powers (or equivalently the quotient rule), (ii) directly as a limit, from
(8), as in Example 2, or (iii)by any of the formulas (19), the answer is
the same. NOTE: There was an error on the copy of assignment 3 handed
out in class: problem 10(c) was assigned. The correct assignment is 10(e),
*9. Hint: this is a bit tricky.

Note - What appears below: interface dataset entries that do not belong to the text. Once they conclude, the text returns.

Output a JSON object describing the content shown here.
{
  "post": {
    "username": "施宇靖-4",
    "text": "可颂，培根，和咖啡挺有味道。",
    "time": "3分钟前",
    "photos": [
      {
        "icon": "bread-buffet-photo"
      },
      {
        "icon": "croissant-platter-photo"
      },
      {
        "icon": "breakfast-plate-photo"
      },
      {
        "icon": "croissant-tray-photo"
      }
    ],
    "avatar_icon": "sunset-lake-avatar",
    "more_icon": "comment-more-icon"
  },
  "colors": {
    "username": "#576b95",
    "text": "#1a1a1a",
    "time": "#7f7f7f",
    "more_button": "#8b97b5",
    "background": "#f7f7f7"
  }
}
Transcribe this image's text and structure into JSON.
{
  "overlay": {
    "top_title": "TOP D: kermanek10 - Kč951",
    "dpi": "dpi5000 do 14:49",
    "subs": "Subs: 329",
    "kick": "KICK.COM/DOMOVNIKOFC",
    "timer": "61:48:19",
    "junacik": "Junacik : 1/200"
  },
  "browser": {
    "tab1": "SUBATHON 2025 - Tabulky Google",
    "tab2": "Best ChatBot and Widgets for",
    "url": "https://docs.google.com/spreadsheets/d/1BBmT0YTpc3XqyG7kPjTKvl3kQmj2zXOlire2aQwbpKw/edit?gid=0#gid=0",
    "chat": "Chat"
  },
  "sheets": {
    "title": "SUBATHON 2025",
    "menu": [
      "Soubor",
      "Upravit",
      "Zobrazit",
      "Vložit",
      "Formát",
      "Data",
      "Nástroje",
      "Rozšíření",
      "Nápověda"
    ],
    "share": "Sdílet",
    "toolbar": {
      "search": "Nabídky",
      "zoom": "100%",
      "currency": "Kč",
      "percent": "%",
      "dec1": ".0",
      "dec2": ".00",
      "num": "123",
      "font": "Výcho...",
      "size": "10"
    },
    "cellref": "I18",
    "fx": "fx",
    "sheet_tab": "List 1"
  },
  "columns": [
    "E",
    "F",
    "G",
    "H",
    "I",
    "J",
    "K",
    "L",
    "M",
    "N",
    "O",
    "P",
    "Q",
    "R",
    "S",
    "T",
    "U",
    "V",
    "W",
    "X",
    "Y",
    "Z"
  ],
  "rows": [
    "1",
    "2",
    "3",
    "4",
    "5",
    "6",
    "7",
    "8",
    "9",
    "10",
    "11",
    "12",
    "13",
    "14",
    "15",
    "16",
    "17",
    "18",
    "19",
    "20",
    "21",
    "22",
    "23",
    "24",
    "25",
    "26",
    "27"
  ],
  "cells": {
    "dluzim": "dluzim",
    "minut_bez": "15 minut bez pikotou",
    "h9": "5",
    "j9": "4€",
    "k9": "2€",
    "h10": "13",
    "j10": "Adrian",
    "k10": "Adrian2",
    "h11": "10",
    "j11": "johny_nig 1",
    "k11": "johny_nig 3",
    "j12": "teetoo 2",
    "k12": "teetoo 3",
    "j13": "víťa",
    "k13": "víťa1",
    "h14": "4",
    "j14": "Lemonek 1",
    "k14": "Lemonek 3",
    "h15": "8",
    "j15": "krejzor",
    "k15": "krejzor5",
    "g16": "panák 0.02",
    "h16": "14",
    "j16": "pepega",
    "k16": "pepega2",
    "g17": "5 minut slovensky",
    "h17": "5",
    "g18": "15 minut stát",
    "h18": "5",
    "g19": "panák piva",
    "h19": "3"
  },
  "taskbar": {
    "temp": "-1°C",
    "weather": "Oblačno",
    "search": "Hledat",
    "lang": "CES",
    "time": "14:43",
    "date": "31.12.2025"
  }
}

To calculate any partial derivatives of
u(x,y) or v(x,y) at x=y=0, or to try to calculate the
derivative of f at z=0, you must use the direct
definition of the derivative as a limit, since there is a special formula
for f(0). Calculate all the partial derivatives this way, then try
to calculate f'(0) as z approaches 0 along the direction
As an additional exercise (not to be turned in): From the results of
the problem, and Theorem 21.5.1 (or more properly from the version of this
theorem stated in class) we know that not all of the partial derivatives
ux, uy, vx, and
vy can be continuous at x=y=0. Be sure you
understand why this is true, then show it by direct calculation.
*10(a), 10(g), *12(b), 14(a). Hint for 14(a): use the Cauchy-Riemann
- Assignment 2, due 1/30. Turn in only starred problems.
- Section 21.3: 2(b), *2(f), 9(e), 12, *13, 16(c), *18(c).
Note: In problem 21.3.13, the hint referred to
is in problem 12, not problem 11.
- Section 21.4: 11(c), *11(e), 11(f), *13.
- Solutions to assignment 2 will be distributed in class.
- Assignment 1, due 1/23. Greenberg 21.2: 9(d,h), 11(b,d); 21.4:
4(f), 5(c,f), 8(c,f).